"...I've written on scraps of paper, in hotels on hotel stationery, in automobiles. If it arrives you know...."
Like Morrison, I often write on scraps of paper. Printer paper, notebook paper, the backside of important documents if need be. I've also written on receipts, napkins, and my own hand. I recently scribbled a line on an envelope against the steering wheel as I drove (I do not recommend). A particularly fetching turn of phrase can arrive out of nowhere. Subliminally, even. But these gifts can also vanish just as quickly as they came, so it is best to jot them down. I try to keep them all in a little notebook but I don't always have it handy. I try to transfer from napkin to notebook later but I don't always remember, or sometimes I don't find the damn thing until later when I'm straightening up. Even for the things that are in that notebook of scattered thoughts, I did not create an index, so when I am looking for something I must flip through and skim the other contents until I find it. Most of the words in that notebook are unused, perhaps awaiting a summons for my magnum opus.
My natural inclination is not neatness. I think it is good to be orderly and organized, and it makes life easier. But it takes effort to resist my predisposition to disorder. This applies to many areas of my life, but also to my writing.

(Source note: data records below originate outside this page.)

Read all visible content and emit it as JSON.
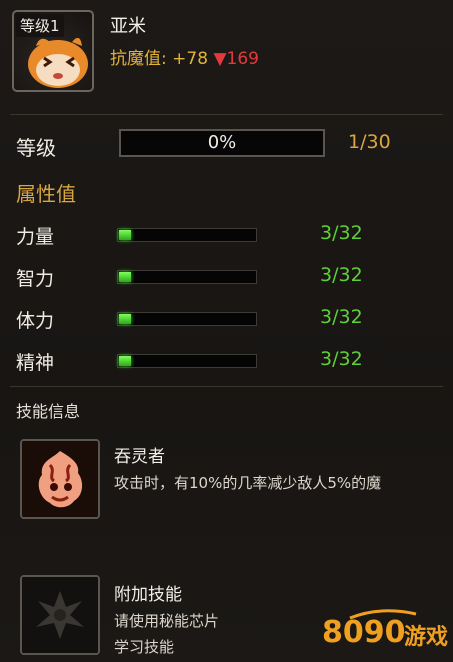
{
  "pet": {
    "level_badge": "等级1",
    "name": "亚米",
    "resist_label": "抗魔值:",
    "resist_plus": "+78",
    "resist_down": "▼169"
  },
  "level": {
    "label": "等级",
    "progress_text": "0%",
    "progress_fraction": 0.0,
    "count": "1/30"
  },
  "attributes": {
    "title": "属性值",
    "items": [
      {
        "name": "力量",
        "value": "3/32",
        "fraction": 0.094
      },
      {
        "name": "智力",
        "value": "3/32",
        "fraction": 0.094
      },
      {
        "name": "体力",
        "value": "3/32",
        "fraction": 0.094
      },
      {
        "name": "精神",
        "value": "3/32",
        "fraction": 0.094
      }
    ]
  },
  "skills": {
    "heading": "技能信息",
    "items": [
      {
        "name": "吞灵者",
        "desc": "攻击时，有10%的几率减少敌人5%的魔"
      },
      {
        "name": "附加技能",
        "desc_line1": "请使用秘能芯片",
        "desc_line2": "学习技能"
      }
    ]
  },
  "watermark": {
    "text": "游戏"
  },
  "colors": {
    "gold": "#d9a640",
    "green": "#5fcf3a",
    "red": "#e23a3a"
  }
}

I also love the second part of that quote: "If it arrives you know" (emphasis hers). Artists of all types tend to know when a touch of inspiration has arrived, though its manifestation can serve different purposes. It could mark the beginning of something upon which you can build, or it can be the missing piece to something you were already working on. Rarer still (but something I marvel at) is when it is already a completed work of art, sufficient to remain on its own without need of coupling. Likewise, it can feel differently too. Sometimes it makes itself known in a whisper, or a gentle hand on your back. Other times it holds a megaphone, or seizes you by the collar to make sure you get the message. Either way, I'm grateful for them.

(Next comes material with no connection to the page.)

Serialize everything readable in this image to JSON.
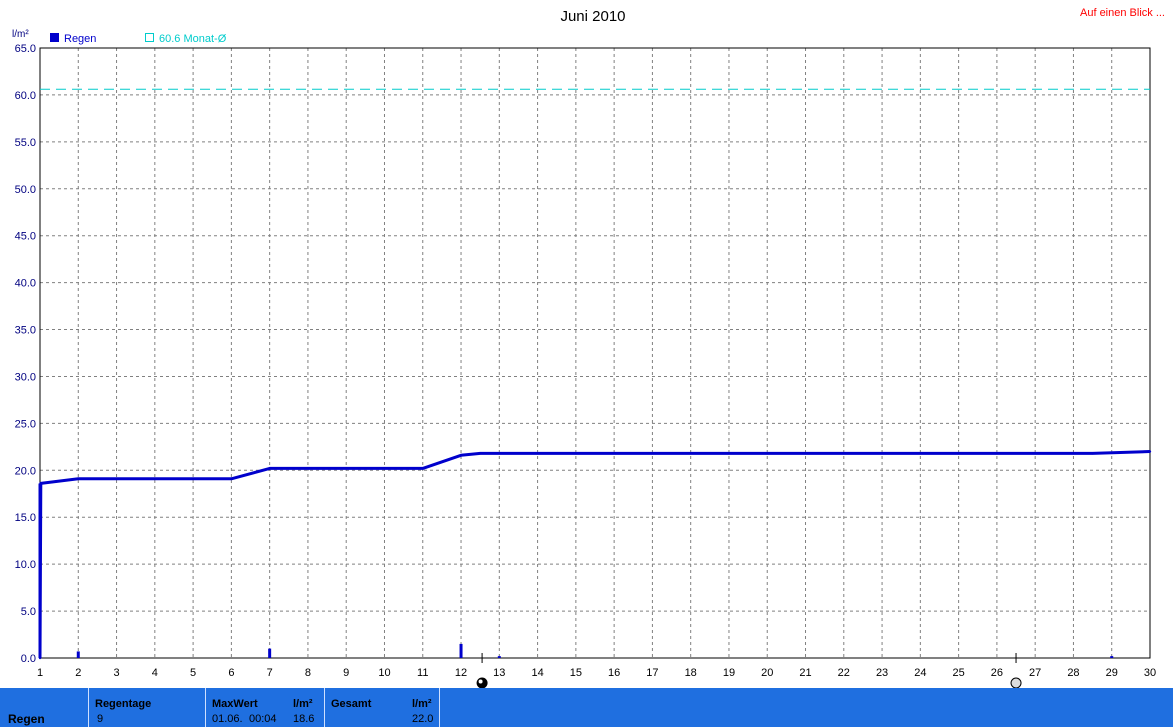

For the past few months, I've had them more and more. Every now and then I find myself excitedly pacing for a few minutes—something I never did before this year—as ideas and words and hopes swirl around in my head and heart. Short of that feeling of being deeply in love, I have never felt so alive.